By Syed Raza Hassan and Drazen Jorgic
ISLAMABAD (Reuters) - Prime Minister Nawaz Sharif's family and allies have rejected a damaging report by a judicial body investigating the Pakistani premier's assets, dismissing as "trash" allegations that the Sharif family has accumulated wealth far above its earnings.
The Joint Investigation Team (JIT), set up by the Supreme Court to investigate corruption claims that surfaced following the Panama Papers leak, spent two months probing the Sharif family's wealth and gave its finding to the court on Monday.
The probe has spooked investors in Pakistan's equity market, with the country's benchmark index in retreat since June over fears Sharif's removal would plunge Pakistan back into chaos after years of relative stability.
While the report was not made public immediately, leaked pages were circulated on social media and opposition leader Imran Khan demanded Sharif resign following the findings, which also levelled allegations against his daughter and sons.
"JIT report REJECTED. Every contradiction will not only be contested but decimated in SC," tweeted Maryan Nawaz Sharif, the premier's daughter, referring to Pakistan's Supreme Court.
The report alleges Sharifs' businesses alone are not enough to explain the family's wealth, which includes flats in an upscale London borough.

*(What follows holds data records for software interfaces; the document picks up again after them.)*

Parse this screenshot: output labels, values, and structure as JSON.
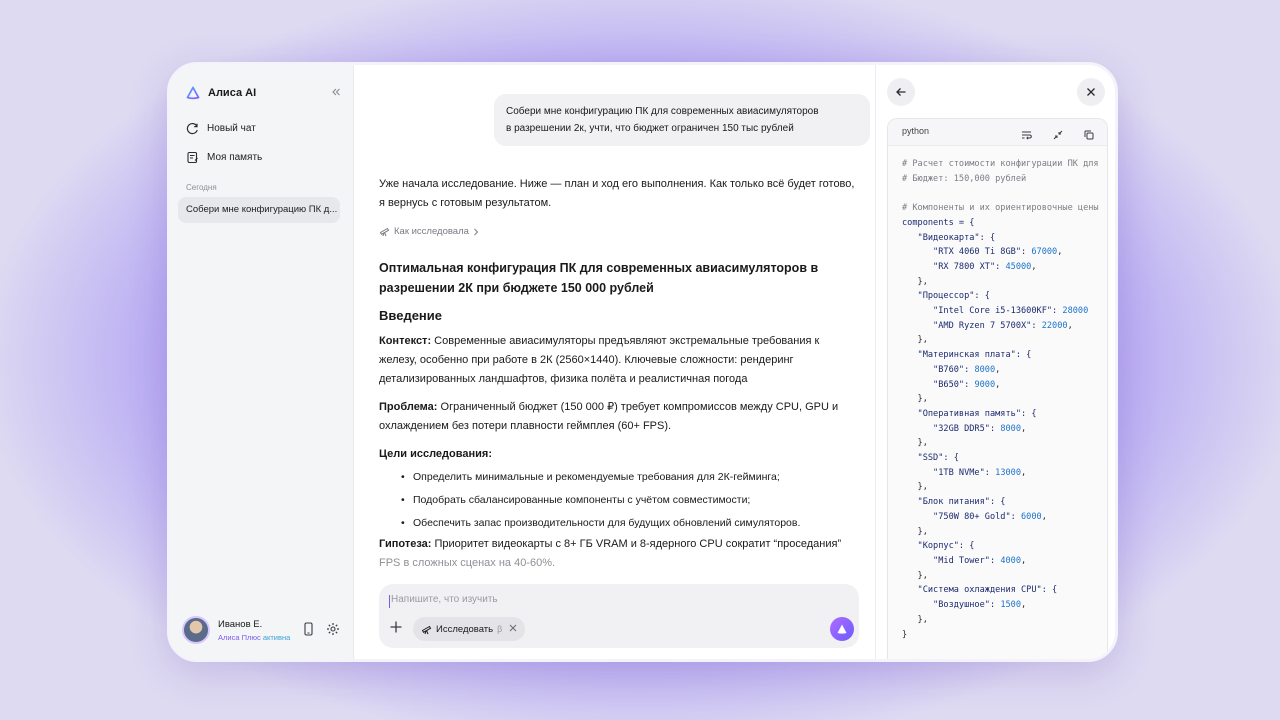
{
  "app": {
    "name": "Алиса AI",
    "collapse_icon": "chevrons-left-icon"
  },
  "sidebar": {
    "new_chat": "Новый чат",
    "memory": "Моя память",
    "section_today": "Сегодня",
    "history": [
      "Собери мне конфигурацию ПК д..."
    ],
    "profile": {
      "name": "Иванов Е.",
      "sub_prefix": "Алиса Плюс",
      "sub_suffix": "активна"
    }
  },
  "chat": {
    "user_message_line1": "Собери мне конфигурацию ПК для современных авиасимуляторов",
    "user_message_line2": "в разрешении 2к, учти, что бюджет ограничен 150 тыс рублей",
    "assistant_intro_line1": "Уже начала исследование. Ниже — план и ход его выполнения. Как только всё будет готово,",
    "assistant_intro_line2": "я вернусь с готовым результатом.",
    "how_researched": "Как исследовала",
    "answer": {
      "title_line1": "Оптимальная конфигурация ПК для современных авиасимуляторов в",
      "title_line2": "разрешении 2К при бюджете 150 000 рублей",
      "intro_heading": "Введение",
      "context_label": "Контекст:",
      "context_line1": " Современные авиасимуляторы предъявляют экстремальные требования к",
      "context_line2": "железу, особенно при работе в 2К (2560×1440). Ключевые сложности: рендеринг",
      "context_line3": "детализированных ландшафтов, физика полёта и реалистичная погода",
      "problem_label": "Проблема:",
      "problem_line1": " Ограниченный бюджет (150 000 ₽) требует компромиссов между CPU, GPU и",
      "problem_line2": "охлаждением без потери плавности геймплея (60+ FPS).",
      "goals_heading": "Цели исследования:",
      "goals": [
        "Определить минимальные и рекомендуемые требования для 2К-гейминга;",
        "Подобрать сбалансированные компоненты с учётом совместимости;",
        "Обеспечить запас производительности для будущих обновлений симуляторов."
      ],
      "hypothesis_label": "Гипотеза:",
      "hypothesis_line1": " Приоритет видеокарты с 8+ ГБ VRAM и 8-ядерного CPU сократит “проседания”",
      "hypothesis_line2": "FPS в сложных сценах на 40-60%."
    },
    "composer": {
      "placeholder": "Напишите, что изучить",
      "chip_label": "Исследовать",
      "chip_beta": "β"
    }
  },
  "code_panel": {
    "language": "python",
    "comment_1": "# Расчет стоимости конфигурации ПК для",
    "comment_2": "# Бюджет: 150,000 рублей",
    "comment_3": "# Компоненты и их ориентировочные цены",
    "var_line": "components = {",
    "groups": [
      {
        "key": "\"Видеокарта\": {",
        "items": [
          {
            "k": "\"RTX 4060 Ti 8GB\": ",
            "v": "67000",
            "s": ","
          },
          {
            "k": "\"RX 7800 XT\": ",
            "v": "45000",
            "s": ","
          }
        ]
      },
      {
        "key": "\"Процессор\": {",
        "items": [
          {
            "k": "\"Intel Core i5-13600KF\": ",
            "v": "28000",
            "s": ""
          },
          {
            "k": "\"AMD Ryzen 7 5700X\": ",
            "v": "22000",
            "s": ","
          }
        ]
      },
      {
        "key": "\"Материнская плата\": {",
        "items": [
          {
            "k": "\"B760\": ",
            "v": "8000",
            "s": ","
          },
          {
            "k": "\"B650\": ",
            "v": "9000",
            "s": ","
          }
        ]
      },
      {
        "key": "\"Оперативная память\": {",
        "items": [
          {
            "k": "\"32GB DDR5\": ",
            "v": "8000",
            "s": ","
          }
        ]
      },
      {
        "key": "\"SSD\": {",
        "items": [
          {
            "k": "\"1TB NVMe\": ",
            "v": "13000",
            "s": ","
          }
        ]
      },
      {
        "key": "\"Блок питания\": {",
        "items": [
          {
            "k": "\"750W 80+ Gold\": ",
            "v": "6000",
            "s": ","
          }
        ]
      },
      {
        "key": "\"Корпус\": {",
        "items": [
          {
            "k": "\"Mid Tower\": ",
            "v": "4000",
            "s": ","
          }
        ]
      },
      {
        "key": "\"Система охлаждения CPU\": {",
        "items": [
          {
            "k": "\"Воздушное\": ",
            "v": "1500",
            "s": ","
          }
        ]
      }
    ],
    "group_close": "},",
    "final_close": "}"
  },
  "colors": {
    "accent": "#7b5cf0",
    "code_number": "#1d73c9",
    "code_string": "#1d2b6e"
  }
}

It also recommended the National Accountancy Bureau (NAB), an anti-corruption agency, file a case against Sharif, according to Dawn newspaper and other Pakistani media.
The inquiry has gripped Pakistanis and, after it was handed to the Supreme Court, the stock market plunged 3.1 percent early on Tuesday to trade at 44,800 points by 10.10 am (1:10 a.m. ET).
"The market has taken the suggestions for a NAB (investigation) and the overall JIT report as a negative," said Saad Hashmey, research director at brokerage Topline Securities.
"We expect volatility to continue," he said.
Asif Khawaja, Pakistan's defense minister and one of Sharif's closest aides, said the report was "full of flaws" and the ruling PML-N party would contest the JIT findings in the Supreme Court.
"Its trash," Khawaja said.
The Supreme Court will now decide how to proceed with the report and whether to call for a trial. There were also calls for Sharif to be disqualified.
Sharif has always denied any wrongdoing over his family allegedly using offshore companies to buy luxury flats in a posh London neighborhood, and said his family wealth was acquired legally.
In April, the Supreme Court ruled that there was insufficient evidence to remove Sharif from office - by a split 2-3 verdict - on the back of the Panama Papers leaks, but it ordered further investigations.
The JIT team comprised members of civilian and powerful military bodies, including the Inter-Services Intelligence agency. However, the probe became politicized as Sharif's backers and opponents sparred over the JIT's work and the allegiance of its members.
Sharif's allies have alleged there was a conspiracy against him, but opponents say the premier was trying to use such talk as a smokescreen to cover the serious allegations he faces.
Khan, the leader of the opposition Pakistan Tehreek-e-Insaf party, said Sharif "has now lost all moral authority" and must resign immediately.
(Additional reporting by Asif Shahzad; Writing by Drazen Jorgic; Editing by Paul Tait)